## What this task involves
Pull every line containing "title" out of the material below.

•••

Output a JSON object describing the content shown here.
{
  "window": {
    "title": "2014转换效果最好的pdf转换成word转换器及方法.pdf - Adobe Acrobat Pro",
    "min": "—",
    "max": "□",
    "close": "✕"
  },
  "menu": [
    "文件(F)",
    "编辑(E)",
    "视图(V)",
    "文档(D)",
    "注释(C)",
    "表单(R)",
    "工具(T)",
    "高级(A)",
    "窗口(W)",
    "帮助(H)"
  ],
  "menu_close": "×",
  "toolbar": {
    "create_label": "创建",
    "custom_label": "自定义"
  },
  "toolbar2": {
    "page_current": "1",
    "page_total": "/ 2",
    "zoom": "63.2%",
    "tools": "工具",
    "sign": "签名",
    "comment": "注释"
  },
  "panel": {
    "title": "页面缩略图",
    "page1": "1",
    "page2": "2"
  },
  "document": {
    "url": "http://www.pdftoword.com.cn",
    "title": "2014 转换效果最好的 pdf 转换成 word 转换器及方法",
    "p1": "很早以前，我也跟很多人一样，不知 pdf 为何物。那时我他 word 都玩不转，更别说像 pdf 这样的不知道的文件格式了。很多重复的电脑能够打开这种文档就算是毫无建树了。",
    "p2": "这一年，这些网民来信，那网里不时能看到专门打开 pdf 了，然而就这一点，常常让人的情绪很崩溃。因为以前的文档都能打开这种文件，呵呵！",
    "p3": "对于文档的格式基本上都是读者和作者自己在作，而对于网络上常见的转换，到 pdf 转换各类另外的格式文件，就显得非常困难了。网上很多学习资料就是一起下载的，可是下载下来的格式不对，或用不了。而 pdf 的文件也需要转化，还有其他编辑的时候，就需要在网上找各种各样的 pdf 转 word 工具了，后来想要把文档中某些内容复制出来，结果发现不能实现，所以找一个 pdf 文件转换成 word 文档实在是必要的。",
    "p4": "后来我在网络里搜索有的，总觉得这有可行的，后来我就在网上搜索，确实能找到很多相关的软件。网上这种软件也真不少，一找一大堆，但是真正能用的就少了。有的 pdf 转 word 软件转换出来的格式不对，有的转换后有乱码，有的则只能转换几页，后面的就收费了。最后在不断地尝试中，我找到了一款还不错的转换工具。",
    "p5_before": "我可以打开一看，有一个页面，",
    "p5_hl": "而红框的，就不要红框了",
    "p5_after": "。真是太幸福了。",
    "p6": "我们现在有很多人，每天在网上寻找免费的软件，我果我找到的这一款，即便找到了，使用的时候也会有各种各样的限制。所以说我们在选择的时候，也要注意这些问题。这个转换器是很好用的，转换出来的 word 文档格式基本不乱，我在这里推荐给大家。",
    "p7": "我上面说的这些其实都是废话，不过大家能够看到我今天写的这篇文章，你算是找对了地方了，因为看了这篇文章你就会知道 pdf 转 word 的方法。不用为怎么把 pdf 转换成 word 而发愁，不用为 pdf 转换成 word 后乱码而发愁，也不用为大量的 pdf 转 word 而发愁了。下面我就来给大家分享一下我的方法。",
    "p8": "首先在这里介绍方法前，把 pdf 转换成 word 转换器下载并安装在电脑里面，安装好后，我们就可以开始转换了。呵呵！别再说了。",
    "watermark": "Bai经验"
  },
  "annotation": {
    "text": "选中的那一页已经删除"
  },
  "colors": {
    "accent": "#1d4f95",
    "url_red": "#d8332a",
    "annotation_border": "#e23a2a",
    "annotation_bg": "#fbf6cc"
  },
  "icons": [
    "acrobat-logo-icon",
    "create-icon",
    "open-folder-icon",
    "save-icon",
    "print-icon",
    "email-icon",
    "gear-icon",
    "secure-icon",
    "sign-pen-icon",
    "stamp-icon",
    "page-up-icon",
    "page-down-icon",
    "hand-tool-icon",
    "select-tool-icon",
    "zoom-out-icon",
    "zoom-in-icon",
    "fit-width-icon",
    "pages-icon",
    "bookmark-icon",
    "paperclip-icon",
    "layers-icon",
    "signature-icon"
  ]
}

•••

## Written answer
    "title": "2014转换效果最好的pdf转换成word转换器及方法.pdf - Adobe Acrobat Pro",
    "title": "页面缩略图",
    "title": "2014 转换效果最好的 pdf 转换成 word 转换器及方法",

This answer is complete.